_Exercise brief:_
Your reply should hold only the lines from the records below where "icon" occurs.
Segment Open
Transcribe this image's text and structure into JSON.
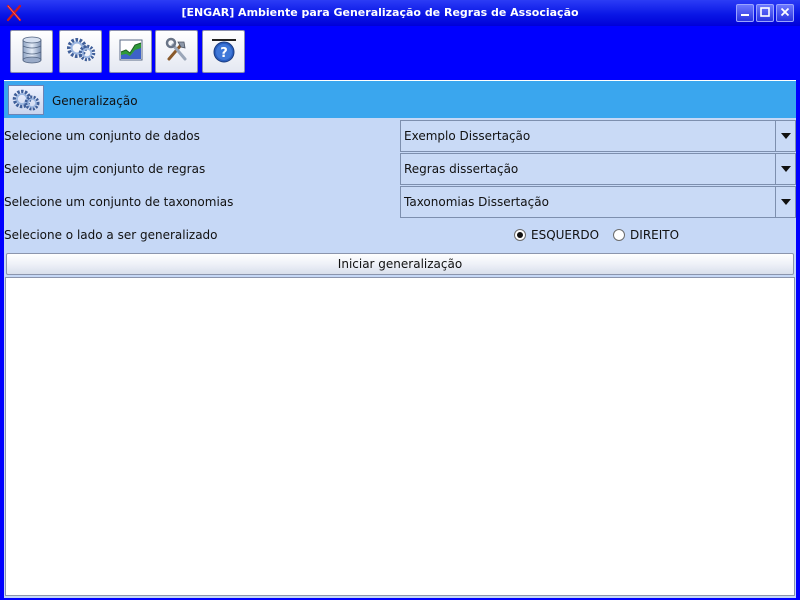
{
  "window": {
    "title": "[ENGAR] Ambiente para Generalização de Regras de Associação",
    "icon": "red-x-app-icon",
    "controls": [
      "minimize",
      "maximize",
      "close"
    ]
  },
  "toolbar": {
    "buttons": [
      {
        "icon": "database-icon"
      },
      {
        "icon": "gears-icon"
      },
      {
        "icon": "chart-icon"
      },
      {
        "icon": "tools-icon"
      },
      {
        "icon": "help-icon"
      }
    ]
  },
  "section": {
    "title": "Generalização",
    "icon": "gears-icon"
  },
  "form": {
    "dataset_label": "Selecione um conjunto de dados",
    "dataset_value": "Exemplo Dissertação",
    "rules_label": "Selecione ujm conjunto de regras",
    "rules_value": "Regras dissertação",
    "taxonomy_label": "Selecione um conjunto de taxonomias",
    "taxonomy_value": "Taxonomias Dissertação",
    "side_label": "Selecione o lado a ser generalizado",
    "side_options": [
      {
        "label": "ESQUERDO",
        "selected": true
      },
      {
        "label": "DIREITO",
        "selected": false
      }
    ],
    "start_button": "Iniciar generalização"
  },
  "colors": {
    "window_bg": "#0000ff",
    "section_header": "#3aa6ee",
    "panel_bg": "#c6d8f6",
    "title_bar": "#0a17e6"
  }
}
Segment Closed
_Answer:_
    "icon": "red-x-app-icon",
        "icon": "database-icon"
        "icon": "gears-icon"
        "icon": "chart-icon"
        "icon": "tools-icon"
        "icon": "help-icon"
    "icon": "gears-icon"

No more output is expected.